§ Your assignment: In the records, find each line where "diabetics" occurs, and copy it.

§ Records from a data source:

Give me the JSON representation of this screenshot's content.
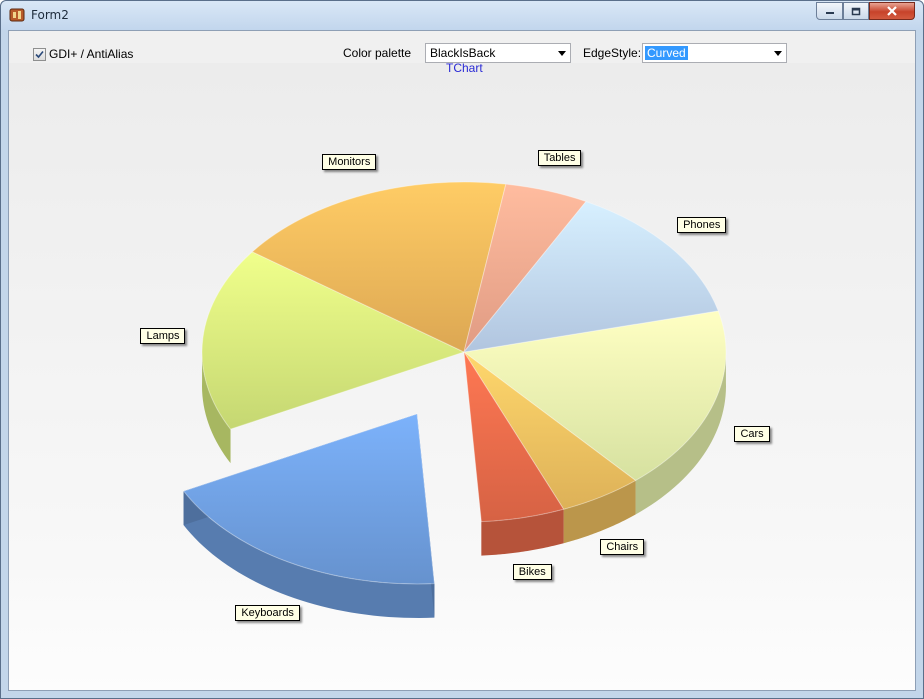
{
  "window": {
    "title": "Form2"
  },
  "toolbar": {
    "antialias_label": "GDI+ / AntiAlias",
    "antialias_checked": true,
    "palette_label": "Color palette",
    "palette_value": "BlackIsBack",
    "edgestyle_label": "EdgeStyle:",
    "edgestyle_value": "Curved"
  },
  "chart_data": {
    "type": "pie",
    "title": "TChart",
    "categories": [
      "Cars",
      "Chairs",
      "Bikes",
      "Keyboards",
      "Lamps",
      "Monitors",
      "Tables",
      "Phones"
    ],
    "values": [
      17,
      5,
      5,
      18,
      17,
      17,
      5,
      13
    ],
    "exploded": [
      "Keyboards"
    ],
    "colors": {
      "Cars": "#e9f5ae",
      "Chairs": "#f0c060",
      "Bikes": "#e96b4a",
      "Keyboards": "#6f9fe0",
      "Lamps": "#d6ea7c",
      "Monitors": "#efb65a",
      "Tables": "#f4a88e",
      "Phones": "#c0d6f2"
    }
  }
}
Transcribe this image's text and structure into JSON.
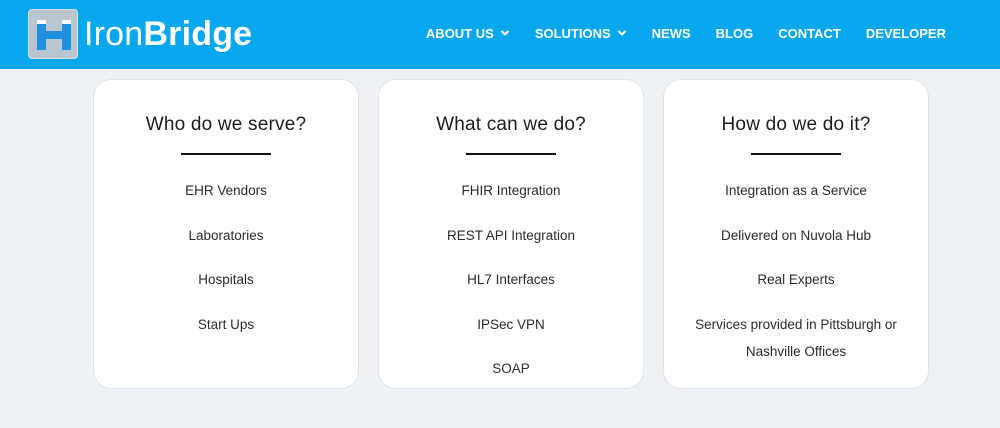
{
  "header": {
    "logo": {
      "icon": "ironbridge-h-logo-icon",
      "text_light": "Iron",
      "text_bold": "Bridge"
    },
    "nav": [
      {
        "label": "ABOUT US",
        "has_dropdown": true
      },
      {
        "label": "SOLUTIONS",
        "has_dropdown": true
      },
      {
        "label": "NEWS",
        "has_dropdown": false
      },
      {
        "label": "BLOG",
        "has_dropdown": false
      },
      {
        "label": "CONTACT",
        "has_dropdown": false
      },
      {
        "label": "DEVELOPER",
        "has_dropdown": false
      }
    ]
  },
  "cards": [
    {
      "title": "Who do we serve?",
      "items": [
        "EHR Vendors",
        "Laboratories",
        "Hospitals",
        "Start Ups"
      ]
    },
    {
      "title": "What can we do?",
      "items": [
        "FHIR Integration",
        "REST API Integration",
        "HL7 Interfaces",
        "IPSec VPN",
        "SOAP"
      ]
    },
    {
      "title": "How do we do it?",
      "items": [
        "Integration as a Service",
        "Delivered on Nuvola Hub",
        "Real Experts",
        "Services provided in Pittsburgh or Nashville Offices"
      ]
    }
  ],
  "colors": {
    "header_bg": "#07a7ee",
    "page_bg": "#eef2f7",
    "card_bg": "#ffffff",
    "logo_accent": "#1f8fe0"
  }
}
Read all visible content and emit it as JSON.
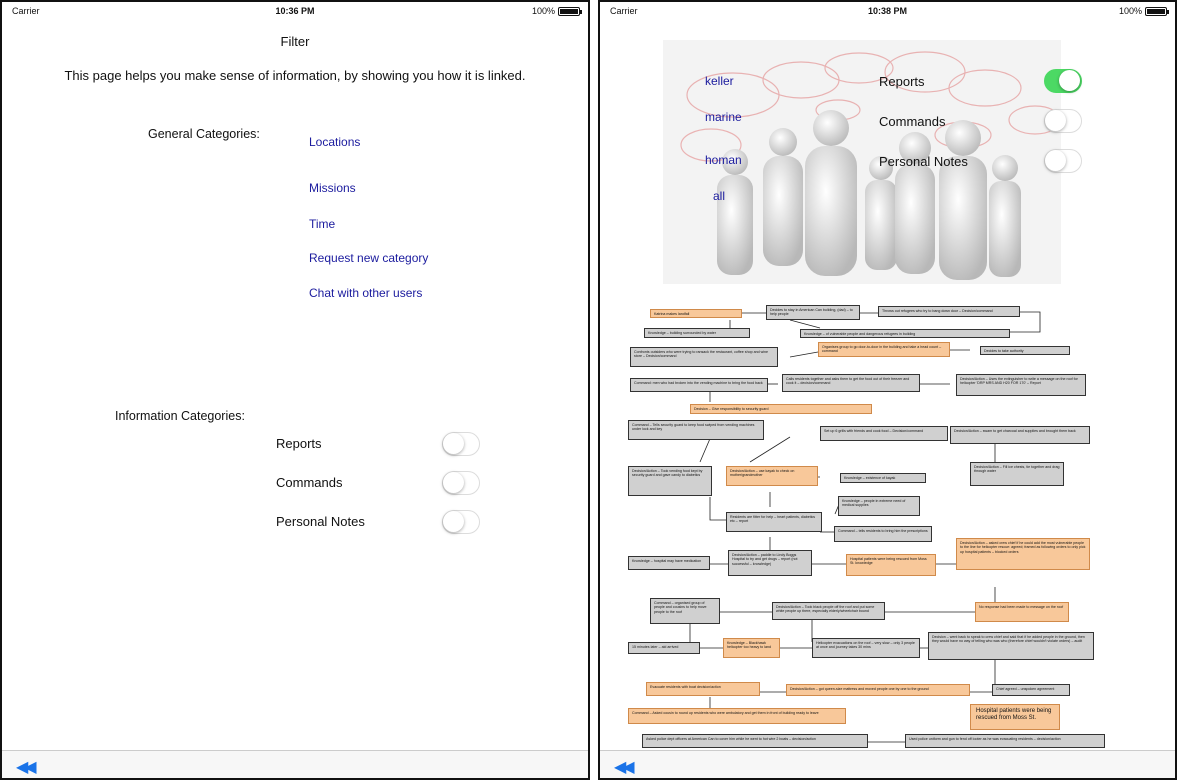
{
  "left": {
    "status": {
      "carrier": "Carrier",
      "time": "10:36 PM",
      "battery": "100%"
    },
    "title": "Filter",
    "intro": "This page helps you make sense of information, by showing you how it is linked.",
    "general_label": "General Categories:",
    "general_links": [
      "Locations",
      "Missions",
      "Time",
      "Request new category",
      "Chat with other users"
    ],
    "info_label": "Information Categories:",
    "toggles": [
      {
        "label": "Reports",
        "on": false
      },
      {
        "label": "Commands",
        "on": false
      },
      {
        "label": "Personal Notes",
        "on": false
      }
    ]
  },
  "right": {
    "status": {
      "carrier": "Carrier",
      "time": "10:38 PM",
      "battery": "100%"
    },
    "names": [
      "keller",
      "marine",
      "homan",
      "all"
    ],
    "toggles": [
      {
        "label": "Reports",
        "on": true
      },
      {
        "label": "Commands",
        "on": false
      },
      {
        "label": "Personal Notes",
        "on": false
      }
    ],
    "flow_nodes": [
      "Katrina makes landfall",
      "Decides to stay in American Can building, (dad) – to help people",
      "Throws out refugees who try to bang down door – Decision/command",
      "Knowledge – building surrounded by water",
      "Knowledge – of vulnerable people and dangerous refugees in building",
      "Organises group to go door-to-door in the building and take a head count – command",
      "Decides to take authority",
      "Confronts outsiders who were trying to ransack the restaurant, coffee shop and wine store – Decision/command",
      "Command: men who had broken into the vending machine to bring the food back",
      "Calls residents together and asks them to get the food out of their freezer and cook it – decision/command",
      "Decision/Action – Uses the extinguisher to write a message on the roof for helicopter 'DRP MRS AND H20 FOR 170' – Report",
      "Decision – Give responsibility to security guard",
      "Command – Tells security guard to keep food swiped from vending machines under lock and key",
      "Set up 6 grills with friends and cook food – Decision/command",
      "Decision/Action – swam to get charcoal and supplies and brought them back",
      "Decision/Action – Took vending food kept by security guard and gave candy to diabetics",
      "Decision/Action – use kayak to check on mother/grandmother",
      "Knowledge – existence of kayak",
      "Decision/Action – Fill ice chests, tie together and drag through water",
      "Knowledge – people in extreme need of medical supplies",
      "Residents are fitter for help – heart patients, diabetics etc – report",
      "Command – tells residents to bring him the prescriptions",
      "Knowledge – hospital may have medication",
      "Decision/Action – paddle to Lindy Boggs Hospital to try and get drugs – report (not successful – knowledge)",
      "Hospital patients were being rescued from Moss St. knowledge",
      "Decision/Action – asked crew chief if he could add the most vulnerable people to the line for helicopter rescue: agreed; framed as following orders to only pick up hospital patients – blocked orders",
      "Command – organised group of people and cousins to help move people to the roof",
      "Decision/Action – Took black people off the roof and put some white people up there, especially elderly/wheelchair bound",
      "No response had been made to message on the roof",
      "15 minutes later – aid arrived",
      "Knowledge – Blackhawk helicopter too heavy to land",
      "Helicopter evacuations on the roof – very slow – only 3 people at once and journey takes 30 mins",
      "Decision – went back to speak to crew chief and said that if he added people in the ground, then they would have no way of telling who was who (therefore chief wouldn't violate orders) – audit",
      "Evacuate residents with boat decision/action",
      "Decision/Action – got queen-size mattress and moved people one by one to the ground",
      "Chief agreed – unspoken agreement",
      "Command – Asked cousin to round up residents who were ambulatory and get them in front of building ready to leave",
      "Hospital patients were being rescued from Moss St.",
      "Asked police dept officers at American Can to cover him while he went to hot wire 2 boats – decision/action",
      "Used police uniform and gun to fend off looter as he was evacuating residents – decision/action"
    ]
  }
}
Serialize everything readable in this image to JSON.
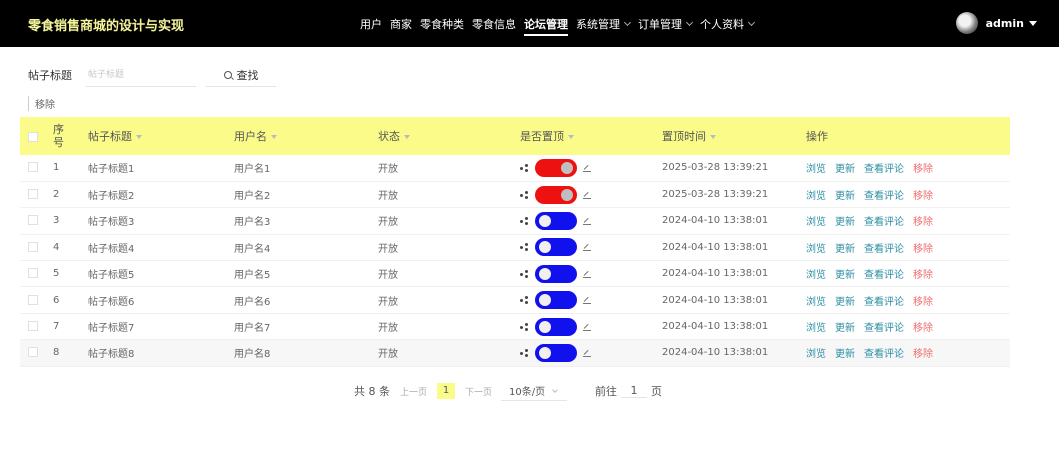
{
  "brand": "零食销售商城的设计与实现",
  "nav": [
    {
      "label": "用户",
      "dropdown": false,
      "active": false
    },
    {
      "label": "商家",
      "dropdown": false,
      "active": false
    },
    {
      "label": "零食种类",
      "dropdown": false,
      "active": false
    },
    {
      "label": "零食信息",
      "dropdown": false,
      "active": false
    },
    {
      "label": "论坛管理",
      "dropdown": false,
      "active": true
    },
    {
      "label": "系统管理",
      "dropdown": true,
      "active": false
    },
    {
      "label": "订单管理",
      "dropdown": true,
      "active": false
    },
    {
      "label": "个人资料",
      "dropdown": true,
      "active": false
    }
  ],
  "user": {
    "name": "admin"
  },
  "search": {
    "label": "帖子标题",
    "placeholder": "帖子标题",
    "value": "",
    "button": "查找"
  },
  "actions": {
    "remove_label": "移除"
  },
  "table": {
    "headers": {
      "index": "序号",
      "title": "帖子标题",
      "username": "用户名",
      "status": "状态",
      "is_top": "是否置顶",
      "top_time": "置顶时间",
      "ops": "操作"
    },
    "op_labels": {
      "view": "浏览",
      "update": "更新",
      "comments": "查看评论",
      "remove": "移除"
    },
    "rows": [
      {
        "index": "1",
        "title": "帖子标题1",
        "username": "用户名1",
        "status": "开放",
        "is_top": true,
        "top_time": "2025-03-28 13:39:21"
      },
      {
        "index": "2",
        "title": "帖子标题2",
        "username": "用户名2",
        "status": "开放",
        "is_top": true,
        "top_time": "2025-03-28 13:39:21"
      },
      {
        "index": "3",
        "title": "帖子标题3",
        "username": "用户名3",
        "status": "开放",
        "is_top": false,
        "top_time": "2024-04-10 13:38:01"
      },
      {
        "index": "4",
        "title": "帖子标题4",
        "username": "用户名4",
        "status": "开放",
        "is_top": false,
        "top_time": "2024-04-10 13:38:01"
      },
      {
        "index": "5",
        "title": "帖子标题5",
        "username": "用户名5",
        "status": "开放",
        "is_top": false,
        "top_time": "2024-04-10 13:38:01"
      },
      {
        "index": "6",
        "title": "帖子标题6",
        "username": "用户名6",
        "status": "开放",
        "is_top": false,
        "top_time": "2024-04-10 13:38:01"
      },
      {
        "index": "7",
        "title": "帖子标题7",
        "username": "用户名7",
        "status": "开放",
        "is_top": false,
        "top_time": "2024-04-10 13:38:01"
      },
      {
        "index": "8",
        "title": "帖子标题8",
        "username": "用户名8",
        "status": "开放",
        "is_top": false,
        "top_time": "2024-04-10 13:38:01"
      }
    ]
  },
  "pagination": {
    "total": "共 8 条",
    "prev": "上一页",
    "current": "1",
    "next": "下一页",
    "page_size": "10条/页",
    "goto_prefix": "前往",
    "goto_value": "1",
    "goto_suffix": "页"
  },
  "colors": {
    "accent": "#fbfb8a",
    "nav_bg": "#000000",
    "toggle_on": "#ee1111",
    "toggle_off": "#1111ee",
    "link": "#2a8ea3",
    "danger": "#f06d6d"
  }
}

§ Completed task:
      "Decision/Action – Took vending food kept by security guard and gave candy to diabetics",
      "Residents are fitter for help – heart patients, diabetics etc – report",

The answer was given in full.